Creating A Personal
Properly preparing for your fast is key to ensuring a smoother and more comfortable fasting experience while minimizing potential issues like irritability and mood swings, headaches, and digestive problems. That is why thoughtful preparation is always suggested by healthcare professionals before starting a fast as a way to maintain your physical and emotional well-being during fasting, making the journey more sustainable and enjoyable.
People have found success with Intermittent Fasting by understanding their somatotype, or "body type", to tailor their approach to fasting while optimizing the fasting experience. Somatotypes result in more effective results and more comfortable when first start your fasting journey.
Intermittent Fasting offers multiple approaches making it easier to find ways to make your fasting window work for you. And by taking your somatotype into consideration, you can start adding the right diet + exercise methods to your fasting style to minimize the mental + physical disruptions associated with fasting.
Fasting doesn't require you to give up any specific foods, but you still need to make sure you're meeting your nutritional needs during non-fasting windows. Start mapping out how you will reach your specific dietary goals including daily calorie intake, macro + micronutrient targets, and hydration requirements.
Identify a way that you can easily log you daily food intake, including the type and quantity of foods consumed. By capturing and tracking detailed information about your nutrient intake from food + supplementation, you are able to identify potential gaps in nutrition while planning for next steps in your fasting journey.
Start building your own intermittent fasting plan with this short quiz to determine your somatotype and the type of fast that works best for your body:
Hunger isn't the only potential problem you'll face when intermittent fasting. There's also the social aspect to consider. Intermittent fasting can be a very isolating experience, especially if you’re the only one in your social circle doing it. When you're used to eating three meals a day, it can be tough to explain to your friends and family why you're not eating with them. Additionally, there may be pressure from those around you to break your fast, which can be difficult to resist and lead to feelings of frustration. It can be tough managing the day-to-day frustrations that come with intermittent fasting, but there are some things you can do to make it easier on yourself:
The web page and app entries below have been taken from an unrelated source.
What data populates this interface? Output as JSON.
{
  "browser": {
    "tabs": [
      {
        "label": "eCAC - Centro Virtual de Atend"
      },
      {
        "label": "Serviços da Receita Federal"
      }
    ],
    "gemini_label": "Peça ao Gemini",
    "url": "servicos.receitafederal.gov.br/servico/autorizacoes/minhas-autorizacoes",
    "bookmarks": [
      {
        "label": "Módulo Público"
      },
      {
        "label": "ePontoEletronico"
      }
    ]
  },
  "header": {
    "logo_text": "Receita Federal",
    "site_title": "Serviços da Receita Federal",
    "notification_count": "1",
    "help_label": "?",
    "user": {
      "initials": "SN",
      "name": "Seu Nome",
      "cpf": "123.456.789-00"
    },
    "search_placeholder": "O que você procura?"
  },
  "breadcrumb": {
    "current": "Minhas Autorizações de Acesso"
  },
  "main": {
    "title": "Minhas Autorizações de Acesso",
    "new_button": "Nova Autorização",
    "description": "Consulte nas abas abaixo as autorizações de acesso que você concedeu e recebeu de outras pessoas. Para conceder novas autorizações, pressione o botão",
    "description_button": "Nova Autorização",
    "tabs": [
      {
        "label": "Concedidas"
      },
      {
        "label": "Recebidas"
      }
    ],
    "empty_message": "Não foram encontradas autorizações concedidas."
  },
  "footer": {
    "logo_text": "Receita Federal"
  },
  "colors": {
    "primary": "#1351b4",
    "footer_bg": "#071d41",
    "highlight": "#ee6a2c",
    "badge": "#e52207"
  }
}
Have a clear understanding of why you're intermittent fasting in the first place. Whether it's for health reasons or weight loss (or both), keep your goals in mind and focus on the positive benefits of intermittent fasting. This will help you stay motivated when hunger or social pressure strikes.
You may need to explain your fasting schedule to friends and family members who don't understand it. They may not be supportive at first, but it's important to stay positive and remind them of the benefits you're experiencing. However, don’t be put off. Explaining your reasons to friends and family may allow them to cut you some slack and even become interested in IF themselves.
If you find yourself feeling isolated, reach out to others for support. There are many online communities dedicated to intermittent fasting that can provide support and advice. Additionally, there are often in-person meetups or events that can help you stay motivated and on track. It can be helpful to share tips and advice, and simply knowing that you're not alone can make the process feel less daunting.
You may find it hard to stick to your fasting schedule if you have a demanding social or work life. If this is the case, consider fasting on days when you know you'll have more time to yourself. For instance, if you know you have a big night out planned, you could fast during the day and then eat dinner after your event. If you're new to intermittent fasting, it can be helpful to plan your meals ahead of time. This will make it easier to stick to your diet and avoid temptation.
If you have a bad day or “cheat” on your fast, don't beat yourself up about it. Just call it an “experiment” and get back on track and try again tomorrow. Once you've got the hang of it, intermittent fasting can be an easy and convenient way to improve your health without having to make major changes to your lifestyle. Like with any diet or lifestyle change, results won't happen overnight. There will be times when you're feeling frustrated, but don't give up! Stick with it and you'll see noticeable results.
Intermittent fasting involves cycles of eating and fasting, making it essential to monitor your food intake during eating windows. By meticulously recording what you consume from food and supplementation, you can ensure that you're meeting your nutritional needs and maintaining a balanced diet. Additionally, keeping tabs on your supplementation is equally important.
By staying mindful of your food choices, portion sizes, and nutritional content during non-fasting periods, you can ensure that you're providing your body with the essential nutrients it needs. This practice helps prevent overindulgence in unhealthy foods and promotes a balanced diet that supports your overall well-being.
Depending on your specific fasting routine and dietary choices, you may be at risk of not getting enough of certain vitamins and minerals. For example, if you restrict certain food groups during your fasting periods, you may need to consider supplementation to ensure you're meeting your nutritional requirements.
Learn more about the vitamins, minerals, and specialty nutrients your body needs help getting more of when following an intermittent fasting lifestyle: